On September 20, 2016 Victor Buso, locksmith and amateur astronomer, was taking pictures of galaxies on his rooftop in Rosario Argentina. As Newsweek’s Katherine Hignett reports, he was not entirely happy with his images, so he set his sights on a spiral galaxy 86 million light years away called NGC 613—one he'd hear had a greater chance of producing supernovae.
And though he didn't set out to find the incredibly rare wink of light, as Mary Beth Griggs reports for Popular Science, after 45 minutes of taking pictures, Buso noticed a tiny speck in the corner of his shot. He watched it grow brighter over time, capturing the birth of a supernova.
Buso knew he had something and quickly sought out the advise of fellow amateur astronomer Sebastian Otero, Griggs reports. Together the duo submitted the find to the Transient Name Server, a database of short-lived astronomical phenomena.
Researchers quickly joined in on the analysis, but as Griggs reports, Melina Bersten, researcher at the Instituto de Astrofísica de La Plata in Argentina realized the significance of the find. Along with a team of researchers, Bersten studied these early stages of supernovae life, naming the supernova SN 2016gkg. They published their results this week in the journal Nature.

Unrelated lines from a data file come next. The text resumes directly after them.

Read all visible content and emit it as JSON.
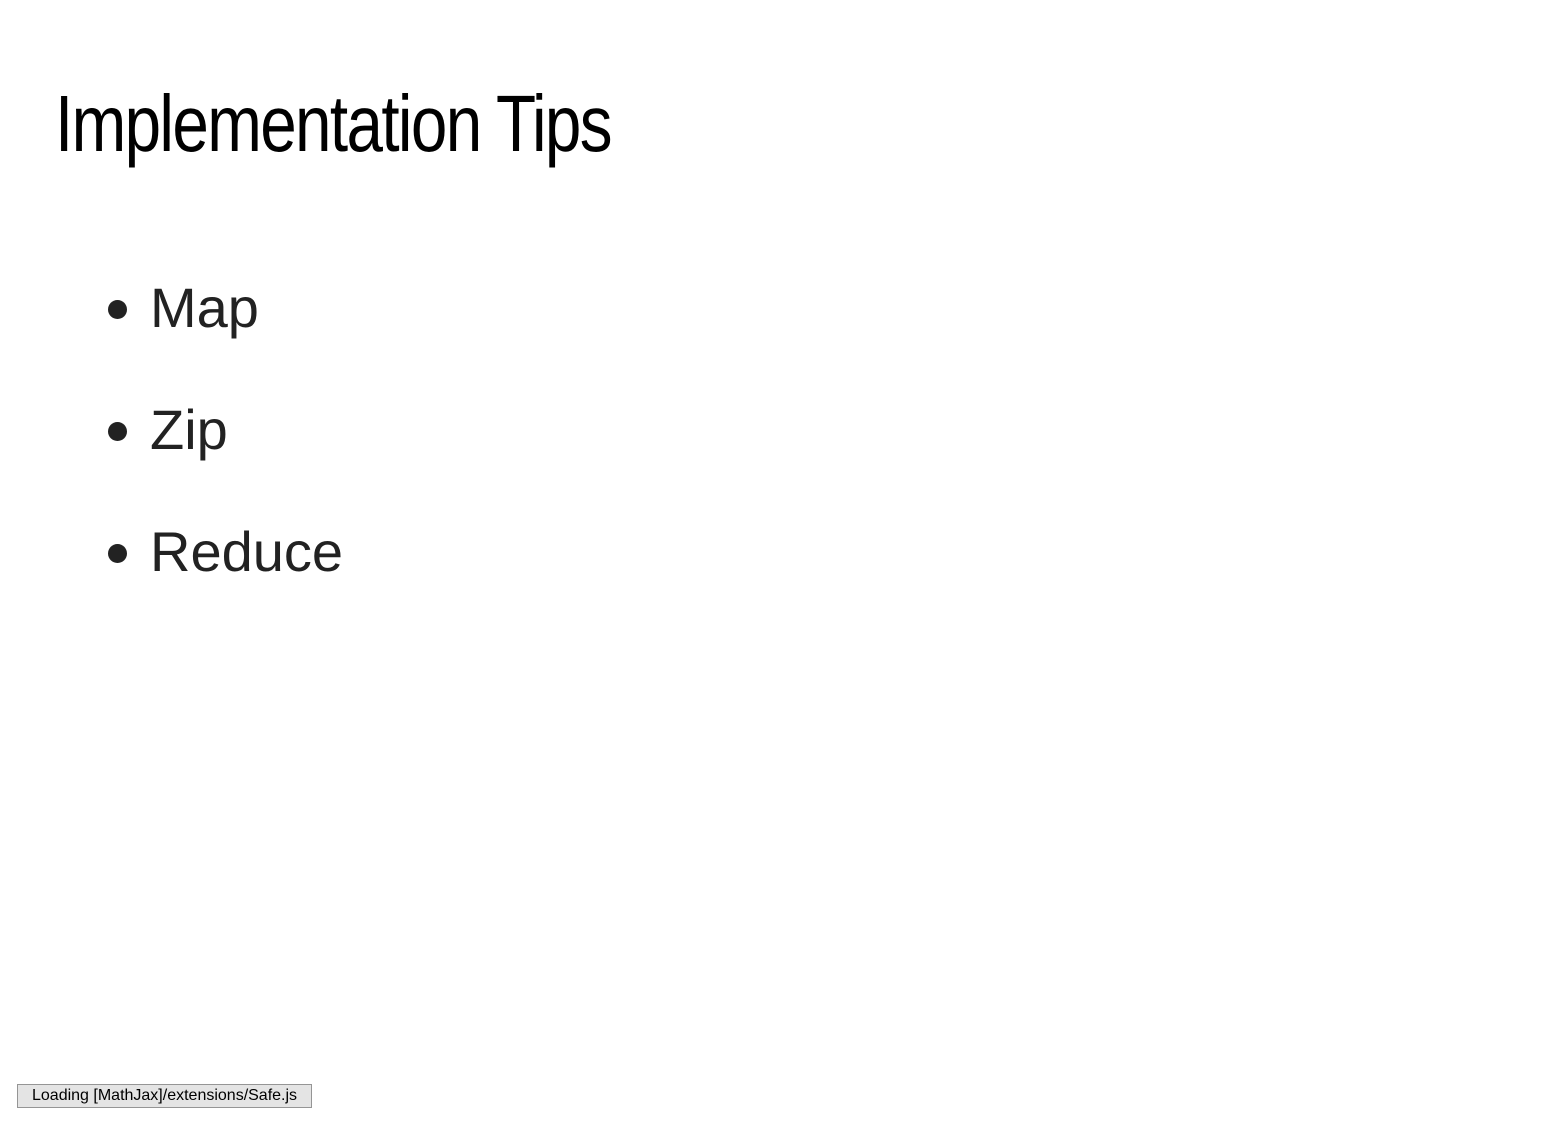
{
  "slide": {
    "title": "Implementation Tips",
    "bullets": [
      {
        "label": "Map"
      },
      {
        "label": "Zip"
      },
      {
        "label": "Reduce"
      }
    ]
  },
  "status": {
    "message": "Loading [MathJax]/extensions/Safe.js"
  },
  "colors": {
    "background": "#ffffff",
    "title_text": "#000000",
    "body_text": "#222222",
    "status_background": "#e4e4e4",
    "status_border": "#959595"
  }
}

Scientists believe this is the first time a photograph has captured this early phase of supernova formation, which only lasts a few minutes, Hignett writes. “Some supernova have been discovered hours after explosion. But Victor Buso caught the exact minutes when the supernova was being born,” Bersten, who was lead author of the new study, tells Newsweek.
Before Buso made his observation, scientists had only theorized the process of a supernova’s creation. The idea was that an explosive shockwave starts in the star’s core, traveling outward. When it reaches the surface, it releases a burst of energy, according to a press release. Now, they have evidence of this event.
The chances of the observation are exceedingly rare. "If we think that on average each galaxy roughly produces one supernova per century, and that a century contains nearly 900 thousand hours, then the chance probability of observing the right galaxy at the right moment is not much greater than one in a million,” Bersten says in a press release. But the true chances are even smaller since the rare event can only be seen at night and when the sky is clear.
Researchers hope they can capture the next discovery without leaving it up to chance. As Griggs reports, facilities to monitor such events in their initial stage are in the works. But, as Bersten tells Popular Science, Buso’s discovery showcases what amateur astronomers are capable of doing in their own backyards.
Editor's Note February 25, 2018: The location of the supernova in the image has been corrected. It appears in the lower right of the galaxy, not the lower left.